Investing in a 529 plan can be a great way to save money for your child¶s college expenses.About 32% of parents¶ savings for children¶s college expenses put money into 529 plans during2009, up from 30% for 2008. Every state except Wyoming offers at least one plan; many statesoffer more than one plan. Investors are not required to invest in their home state¶s plan.However, by sticking to a plan offered by one¶s state of residency, the investor may be entitled toan upfront state tax deduction. For example, you can live in California, invest in a 529 plan for Vermont, and end up using it for New York.The most common investments for 529 plans are those tailored to a child¶s expected date of matriculation or the family¶s appetite for risk. Under IRS rules, 59 plan investors could onlymake one change per year; in December of 2008, the IRS stated plan holders could now maketwo changes per year. You can set up an annuity to invest in your 529 plan. A good way to besure that the interest rate for your payments remains the same is to have anannuity certificate.An annuity certificate ensures that your interest rate will be the same no matter how long theinvestment lasts.
Another lucrative investment can be found in foreign securities. Foreign securities are anysecurity in foreign currency in stocks, bonds, debentures, shares and other forms. Annuityeducationcan inform you and show you how to invest in a foreign security successfully. It¶simportant to understand how it works and how to invest directly on a foreign exchange. Anannuity education can help with this sometimes complicated information. For example, you maywant to know first why it¶s even a good idea to own a foreign security.Investing directly on a foreign exchange is not the only way to gain exposure to internationalshares.
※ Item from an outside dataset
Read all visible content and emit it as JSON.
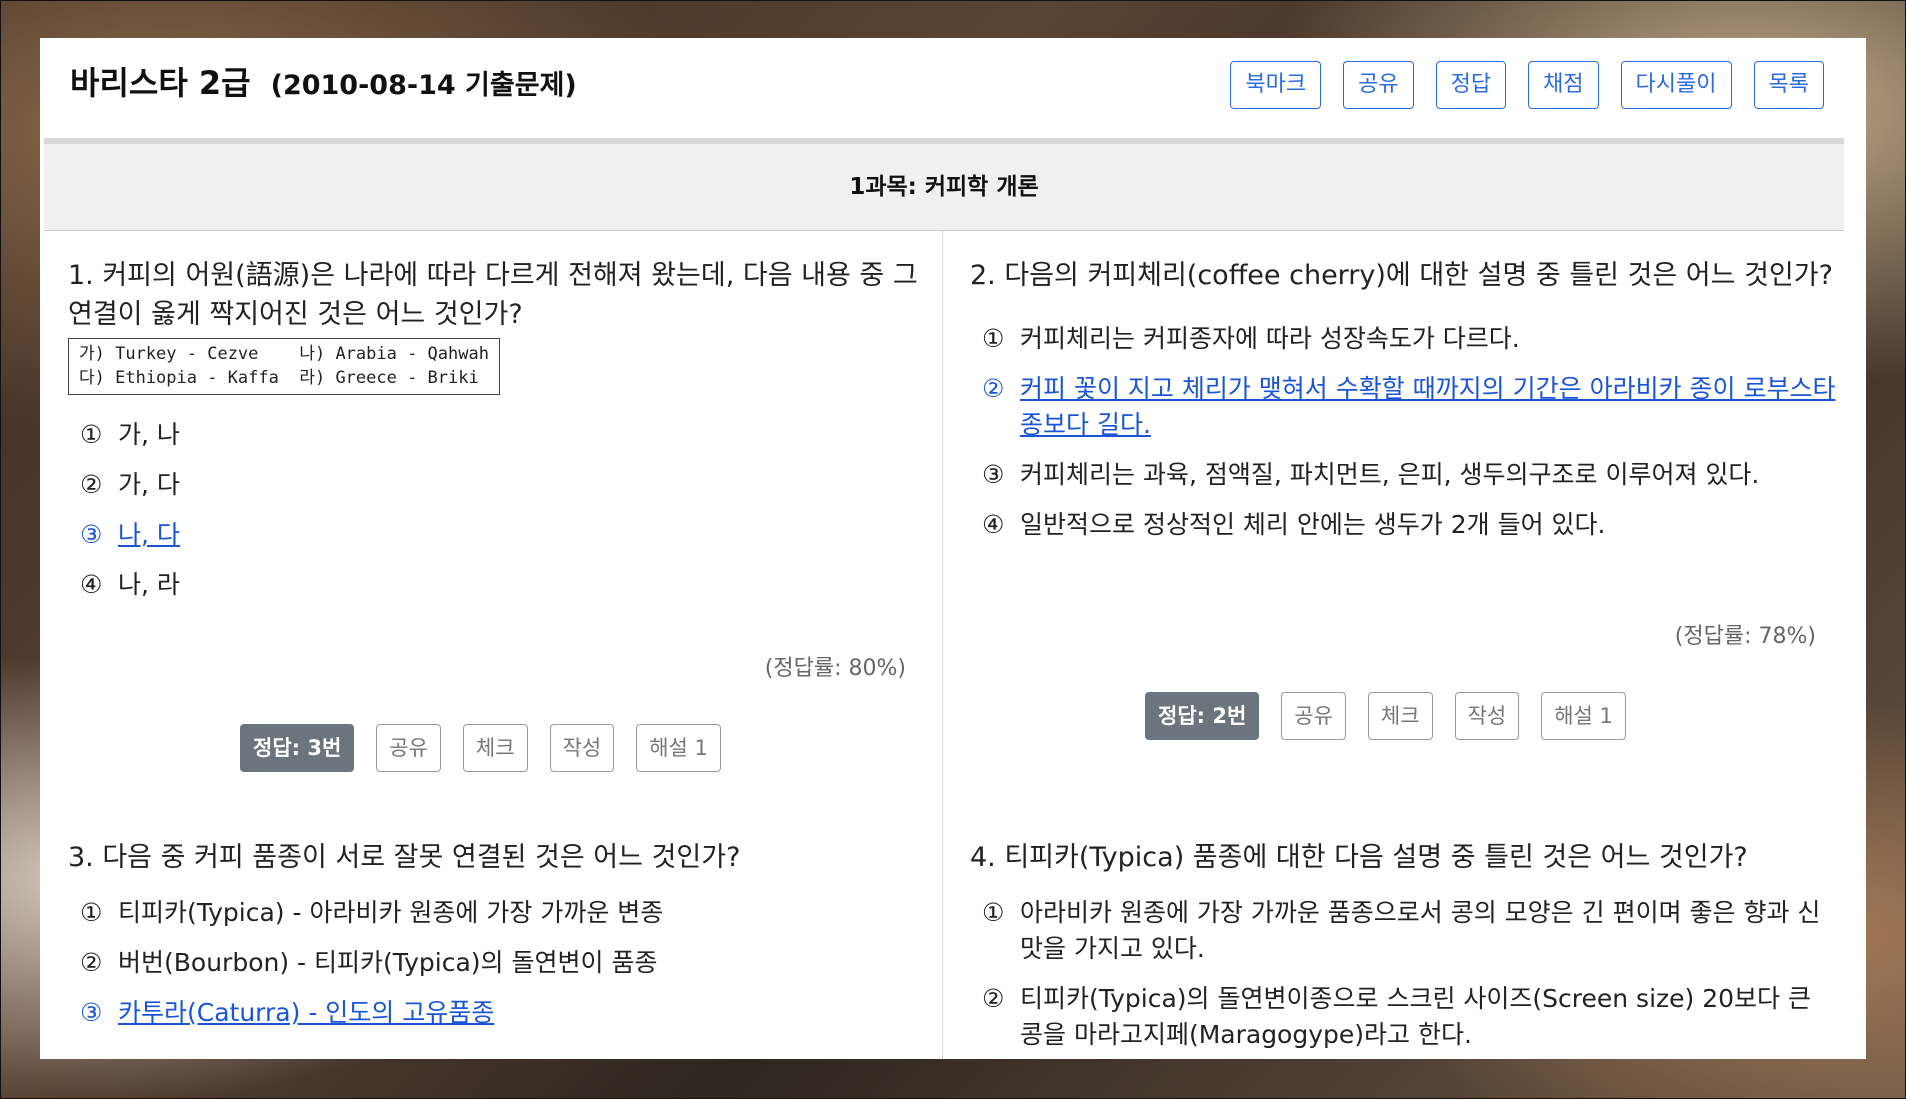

Take American depositary receipts (ADRs), which are certificates corresponding to acertain number of shares of a foreign company. ADRs trade on U.S. exchanges providinginvestors with timely dividend payments and widespread information, but sticking to ADRslimits your universe to the large, multinational firms that tend to issue the securities (about 3,200foreign firms currently list in the U.S.). ADRs are priced in U.S. dollars, so they mute the effectsof exchange-rate fluctuations²one of the arguments for investing in international stocks.The U.S. share of exchange-based global market capitalization has been falling, from 52% at theend of 2001 to 35.2% as of September 2007. As of January 2009, roughly 40,000 stocks tradedin foreign exchanges²compared with about 6,000 on the NYSE and NASDAQ.At one time, sticking to the domestic market ensured the world's greatest quality of management,accounting standards, and transparency. But much of the world has caught up: Today more than1,500 of the world's largest 2,000 companies are domiciled outside America's borders, includingindustry leaders such as Nestlé, Toyota, HSBC, Royal Dutch Shell, and Samsung.While foreign markets have some unique investing risks²some regions are more volatile andcan have the potential for faster gains or losses²they have also been home to some of the largestreturns over specific periods of time.